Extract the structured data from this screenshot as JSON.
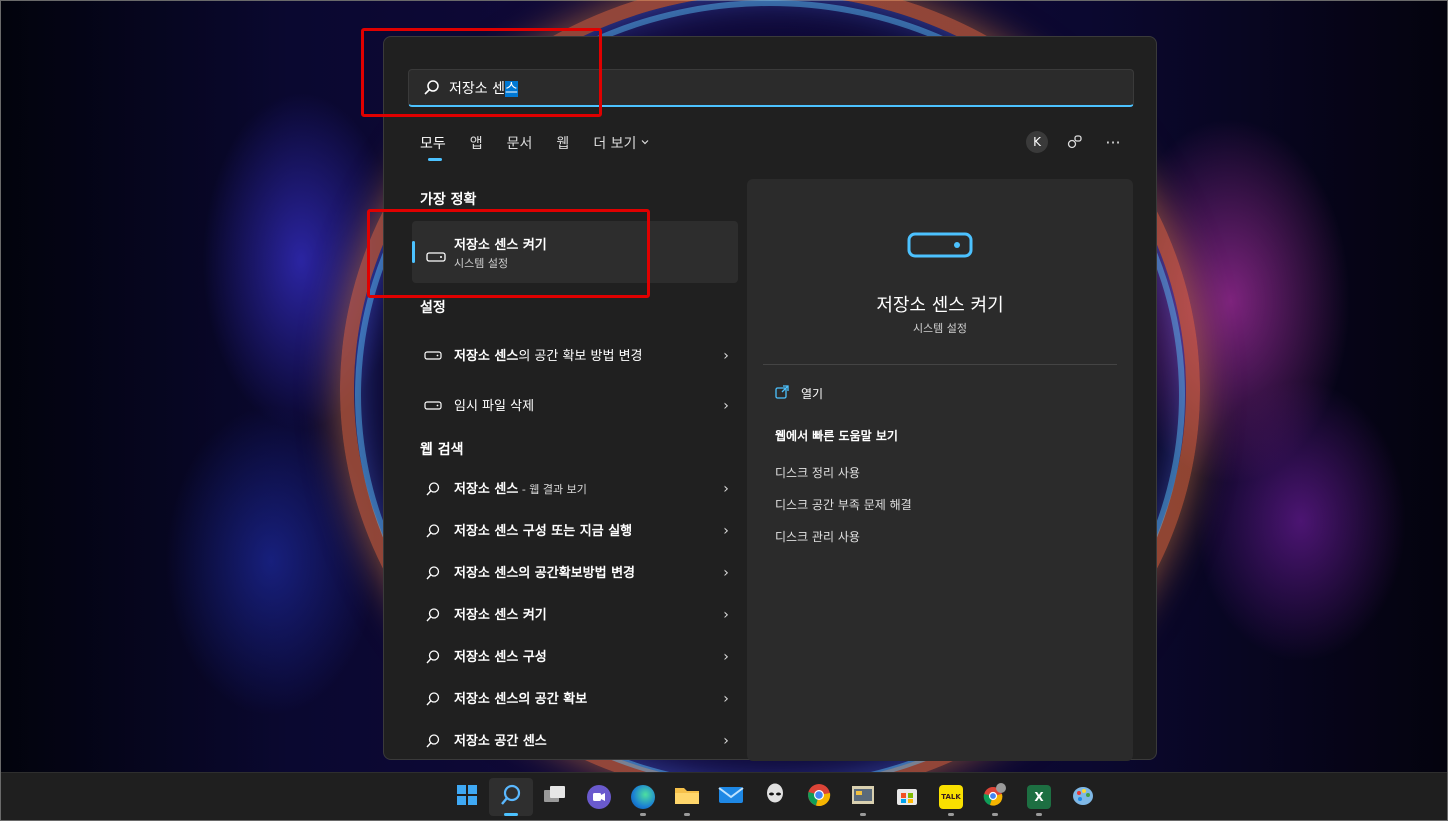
{
  "search": {
    "query_main": "저장소 센",
    "query_selected": "스"
  },
  "tabs": [
    {
      "label": "모두",
      "active": true
    },
    {
      "label": "앱"
    },
    {
      "label": "문서"
    },
    {
      "label": "웹"
    },
    {
      "label": "더 보기"
    }
  ],
  "toolbar": {
    "avatar_letter": "K",
    "more": "···"
  },
  "best_match": {
    "section": "가장 정확",
    "title": "저장소 센스 켜기",
    "subtitle": "시스템 설정"
  },
  "settings": {
    "section": "설정",
    "items": [
      {
        "bold": "저장소 센스",
        "rest": "의 공간 확보 방법 변경"
      },
      {
        "bold": "",
        "rest": "임시 파일 삭제"
      }
    ]
  },
  "web": {
    "section": "웹 검색",
    "items": [
      {
        "bold": "저장소 센스",
        "rest": "",
        "small": " - 웹 결과 보기"
      },
      {
        "bold": "저장소 센스 구성 또는 지금 실행",
        "rest": "",
        "small": ""
      },
      {
        "bold": "저장소 센스의 공간확보방법 변경",
        "rest": "",
        "small": ""
      },
      {
        "bold": "저장소 센스 켜기",
        "rest": "",
        "small": ""
      },
      {
        "bold": "저장소 센스 구성",
        "rest": "",
        "small": ""
      },
      {
        "bold": "저장소 센스의 공간 확보",
        "rest": "",
        "small": ""
      },
      {
        "bold": "저장소 공간 센스",
        "rest": "",
        "small": ""
      }
    ]
  },
  "detail": {
    "title": "저장소 센스 켜기",
    "subtitle": "시스템 설정",
    "open_label": "열기",
    "web_help_title": "웹에서 빠른 도움말 보기",
    "links": [
      "디스크 정리 사용",
      "디스크 공간 부족 문제 해결",
      "디스크 관리 사용"
    ]
  },
  "taskbar": {
    "apps": [
      "windows-start",
      "search",
      "task-view",
      "teams-chat",
      "edge",
      "file-explorer",
      "mail",
      "alienware",
      "chrome",
      "photo-viewer",
      "microsoft-store",
      "kakaotalk",
      "chrome-profile",
      "excel",
      "paint"
    ],
    "kakaotalk_label": "TALK",
    "excel_label": "X"
  },
  "colors": {
    "accent": "#4cc2ff",
    "highlight": "#e00000",
    "panel": "#202020"
  }
}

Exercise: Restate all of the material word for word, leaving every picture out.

Written response:
Extract the structured data from this screenshot as JSON.
{
  "search": {
    "query_main": "저장소 센",
    "query_selected": "스"
  },
  "tabs": [
    {
      "label": "모두",
      "active": true
    },
    {
      "label": "앱"
    },
    {
      "label": "문서"
    },
    {
      "label": "웹"
    },
    {
      "label": "더 보기"
    }
  ],
  "toolbar": {
    "avatar_letter": "K",
    "more": "···"
  },
  "best_match": {
    "section": "가장 정확",
    "title": "저장소 센스 켜기",
    "subtitle": "시스템 설정"
  },
  "settings": {
    "section": "설정",
    "items": [
      {
        "bold": "저장소 센스",
        "rest": "의 공간 확보 방법 변경"
      },
      {
        "bold": "",
        "rest": "임시 파일 삭제"
      }
    ]
  },
  "web": {
    "section": "웹 검색",
    "items": [
      {
        "bold": "저장소 센스",
        "rest": "",
        "small": " - 웹 결과 보기"
      },
      {
        "bold": "저장소 센스 구성 또는 지금 실행",
        "rest": "",
        "small": ""
      },
      {
        "bold": "저장소 센스의 공간확보방법 변경",
        "rest": "",
        "small": ""
      },
      {
        "bold": "저장소 센스 켜기",
        "rest": "",
        "small": ""
      },
      {
        "bold": "저장소 센스 구성",
        "rest": "",
        "small": ""
      },
      {
        "bold": "저장소 센스의 공간 확보",
        "rest": "",
        "small": ""
      },
      {
        "bold": "저장소 공간 센스",
        "rest": "",
        "small": ""
      }
    ]
  },
  "detail": {
    "title": "저장소 센스 켜기",
    "subtitle": "시스템 설정",
    "open_label": "열기",
    "web_help_title": "웹에서 빠른 도움말 보기",
    "links": [
      "디스크 정리 사용",
      "디스크 공간 부족 문제 해결",
      "디스크 관리 사용"
    ]
  },
  "taskbar": {
    "apps": [
      "windows-start",
      "search",
      "task-view",
      "teams-chat",
      "edge",
      "file-explorer",
      "mail",
      "alienware",
      "chrome",
      "photo-viewer",
      "microsoft-store",
      "kakaotalk",
      "chrome-profile",
      "excel",
      "paint"
    ],
    "kakaotalk_label": "TALK",
    "excel_label": "X"
  },
  "colors": {
    "accent": "#4cc2ff",
    "highlight": "#e00000",
    "panel": "#202020"
  }
}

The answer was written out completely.